Dicamba is a powerful herbicide that was previously not permitted for direct application on crops because of its toxicity and tendency to move off-site or drift and potentially harm neighboring farms, crops, and plants. However, farmers have sprayed the herbicide Roundup for so long that some weeds are now resistant to glyphosate, its primary active chemical ingredient. As a result, farmers have turned to dicamba to kill these new “super weeds,” which now affect more than two-thirds of U.S. farm acres (61 million acres).
Dicamba is more powerful than glyphosate-based herbicides like Monsanto’s Roundup, which farmers used before “super weeds” developed. Farms not planted with crops genetically modified to resist dicamba are extremely vulnerable to damage from the herbicide.
In order to combat the problem of Roundup-resistant “super weeds,” manufacturers developed new strains of soybeans and cotton that would be resistant to dicamba. However, the EPA had serious concerns about the proposed new uses for dicamba, which had long been known to be highly volatile and uncontrollable. The EPA delayed approval of the new dicamba formulations for several years, due to its concerns about the chemical’s propensity for off-site movement and the significant harm that it might pose to farmers and neighboring landowners. It approved three new formulations of dicamba for the 2017 growing season, which were supposedly less likely to be harmful than prior versions of dicamba:
However, these dicamba formulations were introduced to the market without independent rigorous testing. “As a result, millions of acres of farmland have been damaged in a real life science experiment conducted by Monsanto and the other manufacturers of dicamba at the farmers’ expense,” PRW attorney Paul Lesko stated. Dicamba was approved for over-the-top application in November, 2016; this resulted in a marked increase in dicamba utilization, leading to estimated damages of millions of acres of non-target plants and crops.
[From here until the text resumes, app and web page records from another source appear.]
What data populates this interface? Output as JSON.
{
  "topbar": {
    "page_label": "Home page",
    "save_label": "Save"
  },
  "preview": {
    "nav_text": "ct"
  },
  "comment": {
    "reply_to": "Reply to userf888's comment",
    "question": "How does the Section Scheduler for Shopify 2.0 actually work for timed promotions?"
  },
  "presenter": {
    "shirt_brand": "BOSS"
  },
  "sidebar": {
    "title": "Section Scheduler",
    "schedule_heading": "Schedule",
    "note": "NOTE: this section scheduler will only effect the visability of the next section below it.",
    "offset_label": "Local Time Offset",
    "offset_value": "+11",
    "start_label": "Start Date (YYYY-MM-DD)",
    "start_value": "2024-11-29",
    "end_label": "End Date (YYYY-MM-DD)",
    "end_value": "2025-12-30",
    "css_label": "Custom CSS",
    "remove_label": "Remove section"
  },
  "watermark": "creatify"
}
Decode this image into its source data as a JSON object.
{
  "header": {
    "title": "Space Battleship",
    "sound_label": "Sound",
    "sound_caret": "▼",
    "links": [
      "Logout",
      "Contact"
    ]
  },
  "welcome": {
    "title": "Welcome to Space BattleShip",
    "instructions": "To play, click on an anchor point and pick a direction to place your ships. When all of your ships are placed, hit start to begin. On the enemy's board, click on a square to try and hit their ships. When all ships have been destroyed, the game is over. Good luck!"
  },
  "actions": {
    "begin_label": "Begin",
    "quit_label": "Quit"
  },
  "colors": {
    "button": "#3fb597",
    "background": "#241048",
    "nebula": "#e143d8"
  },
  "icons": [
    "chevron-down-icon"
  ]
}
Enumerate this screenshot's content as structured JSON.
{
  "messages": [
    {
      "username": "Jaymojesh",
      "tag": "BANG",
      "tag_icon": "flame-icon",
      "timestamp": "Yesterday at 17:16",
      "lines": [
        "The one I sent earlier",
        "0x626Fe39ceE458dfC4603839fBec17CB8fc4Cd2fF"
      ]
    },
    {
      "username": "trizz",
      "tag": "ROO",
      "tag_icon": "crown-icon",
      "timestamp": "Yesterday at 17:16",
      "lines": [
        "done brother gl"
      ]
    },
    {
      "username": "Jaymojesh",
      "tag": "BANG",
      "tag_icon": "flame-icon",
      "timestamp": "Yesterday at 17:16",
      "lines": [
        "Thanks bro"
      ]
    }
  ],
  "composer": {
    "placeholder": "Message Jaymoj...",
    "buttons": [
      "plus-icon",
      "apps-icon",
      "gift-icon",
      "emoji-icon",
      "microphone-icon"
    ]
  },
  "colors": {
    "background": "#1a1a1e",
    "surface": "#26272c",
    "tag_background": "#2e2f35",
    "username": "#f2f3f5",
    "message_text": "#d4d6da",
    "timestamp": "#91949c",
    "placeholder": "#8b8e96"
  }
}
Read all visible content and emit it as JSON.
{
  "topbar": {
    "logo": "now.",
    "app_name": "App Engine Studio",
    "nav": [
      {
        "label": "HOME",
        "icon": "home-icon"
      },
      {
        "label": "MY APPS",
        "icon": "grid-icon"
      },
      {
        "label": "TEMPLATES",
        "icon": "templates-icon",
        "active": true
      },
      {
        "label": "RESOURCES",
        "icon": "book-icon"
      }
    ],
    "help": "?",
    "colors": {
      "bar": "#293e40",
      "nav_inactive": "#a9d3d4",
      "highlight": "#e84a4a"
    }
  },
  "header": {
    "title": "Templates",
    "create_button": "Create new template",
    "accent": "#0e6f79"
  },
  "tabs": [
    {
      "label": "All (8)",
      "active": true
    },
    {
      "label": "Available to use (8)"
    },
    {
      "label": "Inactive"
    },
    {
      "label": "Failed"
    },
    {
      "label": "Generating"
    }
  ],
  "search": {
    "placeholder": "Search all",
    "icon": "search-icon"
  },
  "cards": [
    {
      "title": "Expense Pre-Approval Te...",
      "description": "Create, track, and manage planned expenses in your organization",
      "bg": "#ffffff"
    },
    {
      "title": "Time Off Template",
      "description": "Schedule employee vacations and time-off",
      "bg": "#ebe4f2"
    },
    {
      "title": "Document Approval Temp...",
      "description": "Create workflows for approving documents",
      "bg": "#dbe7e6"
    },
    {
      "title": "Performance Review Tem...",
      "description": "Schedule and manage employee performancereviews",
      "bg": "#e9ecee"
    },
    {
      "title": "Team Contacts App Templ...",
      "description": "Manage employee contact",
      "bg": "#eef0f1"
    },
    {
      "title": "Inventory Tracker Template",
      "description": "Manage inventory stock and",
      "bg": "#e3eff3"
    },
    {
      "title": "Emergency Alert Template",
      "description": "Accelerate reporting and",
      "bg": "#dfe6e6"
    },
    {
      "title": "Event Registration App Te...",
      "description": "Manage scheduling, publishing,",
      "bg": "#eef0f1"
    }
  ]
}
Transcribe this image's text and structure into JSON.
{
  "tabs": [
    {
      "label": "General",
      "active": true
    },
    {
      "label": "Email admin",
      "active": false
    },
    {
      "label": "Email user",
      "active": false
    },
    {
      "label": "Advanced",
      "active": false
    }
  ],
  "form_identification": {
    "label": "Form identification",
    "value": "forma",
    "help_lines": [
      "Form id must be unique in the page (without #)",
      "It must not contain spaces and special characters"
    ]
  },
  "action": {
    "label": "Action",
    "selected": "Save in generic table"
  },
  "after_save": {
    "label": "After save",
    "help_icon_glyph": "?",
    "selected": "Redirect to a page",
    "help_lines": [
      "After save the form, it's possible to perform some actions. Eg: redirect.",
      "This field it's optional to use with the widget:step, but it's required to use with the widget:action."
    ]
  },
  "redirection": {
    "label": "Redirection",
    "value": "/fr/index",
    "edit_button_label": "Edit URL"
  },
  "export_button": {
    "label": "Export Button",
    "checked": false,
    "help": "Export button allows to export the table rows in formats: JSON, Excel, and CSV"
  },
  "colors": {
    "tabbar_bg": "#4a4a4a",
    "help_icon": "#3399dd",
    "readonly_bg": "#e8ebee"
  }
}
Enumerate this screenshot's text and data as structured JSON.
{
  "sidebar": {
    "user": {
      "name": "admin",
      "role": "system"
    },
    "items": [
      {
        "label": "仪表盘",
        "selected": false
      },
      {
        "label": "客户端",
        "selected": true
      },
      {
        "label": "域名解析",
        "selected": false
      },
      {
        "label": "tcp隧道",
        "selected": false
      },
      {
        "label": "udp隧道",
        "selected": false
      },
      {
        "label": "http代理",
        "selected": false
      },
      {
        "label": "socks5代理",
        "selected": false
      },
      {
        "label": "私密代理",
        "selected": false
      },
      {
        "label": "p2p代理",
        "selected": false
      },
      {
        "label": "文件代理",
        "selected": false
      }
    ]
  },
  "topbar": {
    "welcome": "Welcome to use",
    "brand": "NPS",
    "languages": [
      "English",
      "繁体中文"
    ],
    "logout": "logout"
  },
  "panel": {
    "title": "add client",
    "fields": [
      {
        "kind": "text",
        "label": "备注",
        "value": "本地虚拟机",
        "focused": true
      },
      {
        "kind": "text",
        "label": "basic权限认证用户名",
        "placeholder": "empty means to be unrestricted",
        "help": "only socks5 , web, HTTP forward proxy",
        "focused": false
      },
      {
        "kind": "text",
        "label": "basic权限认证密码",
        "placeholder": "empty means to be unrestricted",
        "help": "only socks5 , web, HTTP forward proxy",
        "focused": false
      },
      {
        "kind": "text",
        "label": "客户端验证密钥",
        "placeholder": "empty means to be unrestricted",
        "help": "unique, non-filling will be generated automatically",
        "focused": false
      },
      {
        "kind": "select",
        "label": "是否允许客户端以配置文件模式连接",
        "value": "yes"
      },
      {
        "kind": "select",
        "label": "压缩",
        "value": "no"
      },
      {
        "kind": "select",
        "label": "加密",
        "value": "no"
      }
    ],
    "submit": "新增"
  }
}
There have been reports of dicamba damaging crops and plants in Missouri, Arkansas, Tennessee, Mississippi, Illinois, Indiana, Iowa, Minnesota, North Dakota, South Dakota, Kansas, Nebraska, Kentucky, Ohio, North Carolina, Virginia, Louisiana, Alabama, Georgia, Michigan, Pennsylvania, and Wisconsin. It is estimated that approximately 3.1 million acres of soybeans have been damaged by dicamba already.
Through surveys of state departments of agriculture, the findings identify at least 2,242 official investigations into dicamba damage nationwide, as of August 10, 2017. Estimates from state extension weed scientists, meanwhile, show suspected dicamba damage has affected at least 3.1 million acres of soybeans overall — an area approaching the size of Connecticut.
There have been a record number of complaints about off-target dicamba movement in multiple States. In Arkansas alone, there have been at least 876 complaints made by farmers to the Arkansas Plant Board. Arkansas and Missouri enacted bans on the use of dicamba, and several other States added additional restrictions in the middle of the growing season. Additionally, valuable crops like tomatoes, tobacco, melons, pumpkins, and fruits have also been damaged by dicamba, as well as standing timber and ornamentals.
While local authorities have leveled some fines against farmers who misuse dicamba, these fines often run from just $200 to $1,000—a meager number that pales in comparison to the damage done by dicamba misuse. In some cases, the culpable party just received a warning. According to Modern Farmer, farmers impacted by dicamba will lose an estimated 10 to 30 percent of their annual crop yield. Experts estimate that dicamba has already adversely affected more than 3 million acres of farmland.
Because these fines are so minimal, and because Monsanto, BASF and DuPont are unlikely to face criminal charges, many farmers in Arkansas and neighboring states have filed lawsuits seeking restitution for the damage done to their crops or reduced crop yields. These lawsuits are not aimed against their neighboring farmers, but rather herbicide manufacturers like Monsanto, DuPont, and BASF.
According to the Purdue Plant & Pest Diagnostic Laboratory, signs of dicamba plant & crop damage may include:
The Purdue laboratory notes that these types of herbicide are “quite prone to drift and volatilization.” Its report also emphasizes that several other culprits can cause similar types of damage, so be sure to rule out the following potential causes before determining that dicamba is responsible:
To qualify for a dicamba lawsuit, you must be a commercial farmer or landowner whose crop yield has suffered losses because of dicamba in 2015, 2016 or 2017. Dicamba herbicides include:
Anyone with suspected dicamba damage from 2015, 2016 or 2017 are encouraged to contact attorney Paul Lesko for more information or a FREE Consultation by calling 314-833-4826, filling out an online contact form, or emailing Paul directly at firstname.lastname@example.org today.